One bill introduced in the Illinois senate sponsored by former NFL linebacker Napoleon Harris (SB 3432) is basically a carbon copy of the league’s model legislation, which would grant the leagues everything they desire.
Meanwhile on Monday in Connecticut, NBA official Scott Kauffman-Ross said the NBA is “willing to accept” a 0.25% fee “in the spirit of compromise.” He noted that “this fee is lower than we originally asked for.”
In effect, the NBA, MLB and now the PGA have officially lowered the bar on that, I would think for all states. Also on the table in the Illinois senate is SB 2478, which would create the Sports Betting Consumer Protection Act, legalizing sports betting in the event that federal law does not prohibit such. Also there’s S3125, which would allow the Illinois Racing Board to adopt rules authorizing sports wagering by organization licensees and inter-track wagering location licensees.
The PGA Had Not Been Completely Silent on Sports Wagering
Before this revelation in Illinois, PGA Tour commissioner Jay Monahan said in a 2017 interview with the Golf Channel, regarding the NBA’s views on sports wagering (their general support, not specific legislative asks):
Is it something we look at? Absolutely! We always look at something that other sports are doing, having success with, trends in the industry. It’s something we’ve spent a lot of time on up to this point in time. You look at DraftKings and FanDuel, you look at gaming in the international markets, there’s a lot of opportunity there. There’s some complexity, and that complexity has held us back from moving forward. But we will look at it and have an open mind towards it.
So far, the MLB and NBA have been carrying the torch for all the leagues, and the PGA Tour as well as every other league has been happy to let them do the zig-zagging across the country to wrangle for legislation favoring their interests.
These efforts were notably rejected in West Virginia (over vehement MLB objection), which passed a sports betting bill that gives the leagues no percentage of wagers and no right to control data.

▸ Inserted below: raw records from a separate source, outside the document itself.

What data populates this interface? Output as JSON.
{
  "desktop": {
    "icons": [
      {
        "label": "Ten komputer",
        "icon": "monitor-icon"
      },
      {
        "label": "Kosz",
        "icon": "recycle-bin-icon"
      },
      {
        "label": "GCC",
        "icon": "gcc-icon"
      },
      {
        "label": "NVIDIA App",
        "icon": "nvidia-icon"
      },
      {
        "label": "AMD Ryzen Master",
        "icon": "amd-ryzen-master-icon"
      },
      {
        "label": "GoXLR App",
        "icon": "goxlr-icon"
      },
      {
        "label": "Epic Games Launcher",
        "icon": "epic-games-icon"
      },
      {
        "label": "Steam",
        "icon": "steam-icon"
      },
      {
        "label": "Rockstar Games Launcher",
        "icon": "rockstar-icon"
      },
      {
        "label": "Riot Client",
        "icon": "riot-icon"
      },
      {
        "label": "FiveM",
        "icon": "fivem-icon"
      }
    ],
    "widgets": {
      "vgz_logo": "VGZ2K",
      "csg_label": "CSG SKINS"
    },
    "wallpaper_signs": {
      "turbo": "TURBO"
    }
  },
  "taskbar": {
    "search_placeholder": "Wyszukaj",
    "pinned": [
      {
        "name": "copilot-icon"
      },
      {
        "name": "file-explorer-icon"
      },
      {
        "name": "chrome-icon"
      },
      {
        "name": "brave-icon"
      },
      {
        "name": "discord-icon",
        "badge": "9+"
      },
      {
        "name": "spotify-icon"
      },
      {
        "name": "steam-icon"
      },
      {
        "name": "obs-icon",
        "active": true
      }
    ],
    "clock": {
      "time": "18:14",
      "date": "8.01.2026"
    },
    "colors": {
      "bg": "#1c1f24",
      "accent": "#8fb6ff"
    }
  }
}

The NFL recently addressed sports betting in detail last week at their annual owners meeting. That conversation focused on regulation and to a lesser extent, monetization. Some owners are glowing over the possibility of enhanced revenues.
But the NFL has not yet entered the legislative arena, at least publicly. Some owners also appear confused over what the NBA and MLB lobbying may mean. Reports Albert Breer of the MMBQ.com of the NBA and MLB lobbying efforts:
If the NBA succeeds? Well, then the NFL will play copycat. Really, as a couple owners I talked to see it, there’s no reason for the NFL to take the lead in this area, just as it didn’t see the need to be the first to put down stakes in Las Vegas. Let someone else do it first, then decide. If the league needs to go, it can use information from within its sport, like the NBA plans to leverage a favorable deal.
But every piece of legislation that includes some form of the “betting right and integrity” fee would pay the respective sports governing body upon which a wager is made. That would include the NFL, which represents about 25% of most sportsbooks’ betting handle.
The handle on PGA Tour events is substantially lower, but a percentage (or a quarter of that) — as well as the exclusive right to sell data — will obviously be welcomed, newfound revenue for every sports league.